AIM OF THE EXERCISE — Each line of the records below that holds "color" should be copied out.

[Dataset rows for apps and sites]
+--

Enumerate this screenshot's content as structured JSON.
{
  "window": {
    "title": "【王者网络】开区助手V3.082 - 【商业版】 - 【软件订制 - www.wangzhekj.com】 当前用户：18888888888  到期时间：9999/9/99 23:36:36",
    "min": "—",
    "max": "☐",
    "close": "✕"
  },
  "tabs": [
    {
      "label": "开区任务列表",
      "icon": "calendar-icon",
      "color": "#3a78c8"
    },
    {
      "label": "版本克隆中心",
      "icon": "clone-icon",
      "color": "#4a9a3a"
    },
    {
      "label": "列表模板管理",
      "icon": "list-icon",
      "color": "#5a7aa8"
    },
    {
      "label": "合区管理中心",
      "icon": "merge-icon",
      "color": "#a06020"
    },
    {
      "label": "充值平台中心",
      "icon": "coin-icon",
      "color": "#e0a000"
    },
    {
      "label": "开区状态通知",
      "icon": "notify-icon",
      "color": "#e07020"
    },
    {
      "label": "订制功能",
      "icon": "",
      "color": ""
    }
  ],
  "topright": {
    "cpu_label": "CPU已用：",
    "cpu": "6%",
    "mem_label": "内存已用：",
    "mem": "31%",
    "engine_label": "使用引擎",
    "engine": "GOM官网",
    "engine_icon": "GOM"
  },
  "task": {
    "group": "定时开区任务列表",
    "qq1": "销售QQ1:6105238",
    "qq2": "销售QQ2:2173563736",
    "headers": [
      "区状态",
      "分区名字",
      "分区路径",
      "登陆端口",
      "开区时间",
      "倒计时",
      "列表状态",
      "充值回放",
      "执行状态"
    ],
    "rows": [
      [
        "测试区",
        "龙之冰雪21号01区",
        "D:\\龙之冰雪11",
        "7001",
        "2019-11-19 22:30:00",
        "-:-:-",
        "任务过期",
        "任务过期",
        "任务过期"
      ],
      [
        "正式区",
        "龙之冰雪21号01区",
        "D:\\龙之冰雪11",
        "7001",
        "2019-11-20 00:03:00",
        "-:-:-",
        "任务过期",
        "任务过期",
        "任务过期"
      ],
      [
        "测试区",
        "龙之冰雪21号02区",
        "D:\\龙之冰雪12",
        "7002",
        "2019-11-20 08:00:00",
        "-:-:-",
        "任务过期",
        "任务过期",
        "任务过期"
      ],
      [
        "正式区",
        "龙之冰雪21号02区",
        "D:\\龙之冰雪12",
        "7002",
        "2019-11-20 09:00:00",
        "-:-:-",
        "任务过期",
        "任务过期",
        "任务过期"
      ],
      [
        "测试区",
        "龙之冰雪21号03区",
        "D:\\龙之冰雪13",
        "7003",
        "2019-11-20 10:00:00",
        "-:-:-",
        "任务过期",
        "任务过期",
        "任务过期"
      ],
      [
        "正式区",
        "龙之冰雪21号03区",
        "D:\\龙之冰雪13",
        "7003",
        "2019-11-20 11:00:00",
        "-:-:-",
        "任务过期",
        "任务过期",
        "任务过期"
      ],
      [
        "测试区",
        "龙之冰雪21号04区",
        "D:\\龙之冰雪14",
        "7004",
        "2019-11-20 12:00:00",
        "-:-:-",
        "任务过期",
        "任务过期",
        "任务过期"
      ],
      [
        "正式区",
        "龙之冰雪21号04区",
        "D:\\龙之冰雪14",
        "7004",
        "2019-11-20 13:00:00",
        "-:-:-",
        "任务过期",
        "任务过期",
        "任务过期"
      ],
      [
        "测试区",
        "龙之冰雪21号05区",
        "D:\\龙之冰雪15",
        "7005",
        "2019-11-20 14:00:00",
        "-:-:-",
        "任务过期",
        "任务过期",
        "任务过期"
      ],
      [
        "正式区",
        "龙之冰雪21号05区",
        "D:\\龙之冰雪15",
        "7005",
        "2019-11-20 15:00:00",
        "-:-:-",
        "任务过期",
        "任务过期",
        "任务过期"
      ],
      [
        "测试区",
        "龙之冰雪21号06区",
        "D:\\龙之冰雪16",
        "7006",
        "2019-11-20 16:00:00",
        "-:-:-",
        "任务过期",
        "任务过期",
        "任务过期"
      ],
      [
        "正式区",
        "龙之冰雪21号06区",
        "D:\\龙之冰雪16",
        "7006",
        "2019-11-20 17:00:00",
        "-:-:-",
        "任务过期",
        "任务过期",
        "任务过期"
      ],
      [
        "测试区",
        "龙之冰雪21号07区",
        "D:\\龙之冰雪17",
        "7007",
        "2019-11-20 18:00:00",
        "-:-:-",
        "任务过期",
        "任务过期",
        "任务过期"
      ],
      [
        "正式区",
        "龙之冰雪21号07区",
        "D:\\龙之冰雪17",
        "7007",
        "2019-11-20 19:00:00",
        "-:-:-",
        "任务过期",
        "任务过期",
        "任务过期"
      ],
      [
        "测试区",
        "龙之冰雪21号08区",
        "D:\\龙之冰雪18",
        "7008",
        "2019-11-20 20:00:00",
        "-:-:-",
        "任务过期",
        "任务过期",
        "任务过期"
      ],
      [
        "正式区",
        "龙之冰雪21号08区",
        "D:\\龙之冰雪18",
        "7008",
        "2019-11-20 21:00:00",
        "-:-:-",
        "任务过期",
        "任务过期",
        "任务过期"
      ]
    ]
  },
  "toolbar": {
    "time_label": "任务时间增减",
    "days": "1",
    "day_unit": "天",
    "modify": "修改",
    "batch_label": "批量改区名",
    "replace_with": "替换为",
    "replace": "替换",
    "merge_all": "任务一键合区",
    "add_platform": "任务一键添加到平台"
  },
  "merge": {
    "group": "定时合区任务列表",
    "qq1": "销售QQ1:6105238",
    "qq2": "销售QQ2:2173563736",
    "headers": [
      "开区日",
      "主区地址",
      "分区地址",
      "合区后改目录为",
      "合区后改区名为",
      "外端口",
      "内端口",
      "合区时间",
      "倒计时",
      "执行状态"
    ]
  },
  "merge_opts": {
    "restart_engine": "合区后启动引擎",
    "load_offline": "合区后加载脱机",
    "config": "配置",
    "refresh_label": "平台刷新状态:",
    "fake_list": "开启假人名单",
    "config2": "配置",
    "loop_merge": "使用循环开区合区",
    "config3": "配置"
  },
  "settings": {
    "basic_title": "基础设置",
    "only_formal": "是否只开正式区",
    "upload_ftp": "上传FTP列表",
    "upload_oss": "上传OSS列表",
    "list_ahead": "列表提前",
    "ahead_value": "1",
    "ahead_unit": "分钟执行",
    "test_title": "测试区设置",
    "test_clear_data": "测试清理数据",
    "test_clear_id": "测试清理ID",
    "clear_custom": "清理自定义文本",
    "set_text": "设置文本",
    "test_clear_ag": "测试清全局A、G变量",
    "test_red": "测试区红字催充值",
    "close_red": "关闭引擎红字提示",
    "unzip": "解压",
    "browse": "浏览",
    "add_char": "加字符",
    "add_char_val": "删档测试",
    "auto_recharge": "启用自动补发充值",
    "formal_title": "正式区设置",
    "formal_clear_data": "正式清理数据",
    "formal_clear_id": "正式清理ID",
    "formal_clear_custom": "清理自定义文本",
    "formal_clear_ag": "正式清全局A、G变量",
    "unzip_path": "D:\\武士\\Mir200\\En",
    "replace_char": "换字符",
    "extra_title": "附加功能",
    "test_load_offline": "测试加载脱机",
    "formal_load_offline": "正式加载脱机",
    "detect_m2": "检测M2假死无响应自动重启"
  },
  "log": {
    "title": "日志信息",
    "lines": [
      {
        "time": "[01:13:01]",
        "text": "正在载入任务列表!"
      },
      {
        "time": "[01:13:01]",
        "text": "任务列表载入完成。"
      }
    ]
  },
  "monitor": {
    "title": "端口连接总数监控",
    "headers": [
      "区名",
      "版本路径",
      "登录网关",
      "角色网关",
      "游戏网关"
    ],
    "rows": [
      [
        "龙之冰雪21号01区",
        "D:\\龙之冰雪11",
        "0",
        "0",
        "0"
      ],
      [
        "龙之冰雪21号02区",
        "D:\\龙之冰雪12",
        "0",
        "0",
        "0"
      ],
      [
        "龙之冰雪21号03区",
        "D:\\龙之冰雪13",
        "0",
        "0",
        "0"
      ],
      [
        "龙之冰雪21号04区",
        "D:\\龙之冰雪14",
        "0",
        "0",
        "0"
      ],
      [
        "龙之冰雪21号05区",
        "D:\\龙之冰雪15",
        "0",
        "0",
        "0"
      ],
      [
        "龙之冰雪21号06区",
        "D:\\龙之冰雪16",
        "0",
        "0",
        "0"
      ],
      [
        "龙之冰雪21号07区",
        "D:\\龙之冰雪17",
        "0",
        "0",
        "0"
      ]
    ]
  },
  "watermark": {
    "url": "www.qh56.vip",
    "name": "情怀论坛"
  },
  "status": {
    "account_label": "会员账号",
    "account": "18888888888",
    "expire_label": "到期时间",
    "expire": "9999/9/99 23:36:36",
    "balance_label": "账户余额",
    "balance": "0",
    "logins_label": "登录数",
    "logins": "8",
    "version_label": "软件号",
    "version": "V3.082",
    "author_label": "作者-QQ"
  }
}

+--

RESPONSE BOX —
      "color": "#3a78c8"
      "color": "#4a9a3a"
      "color": "#5a7aa8"
      "color": "#a06020"
      "color": "#e0a000"
      "color": "#e07020"
      "color": ""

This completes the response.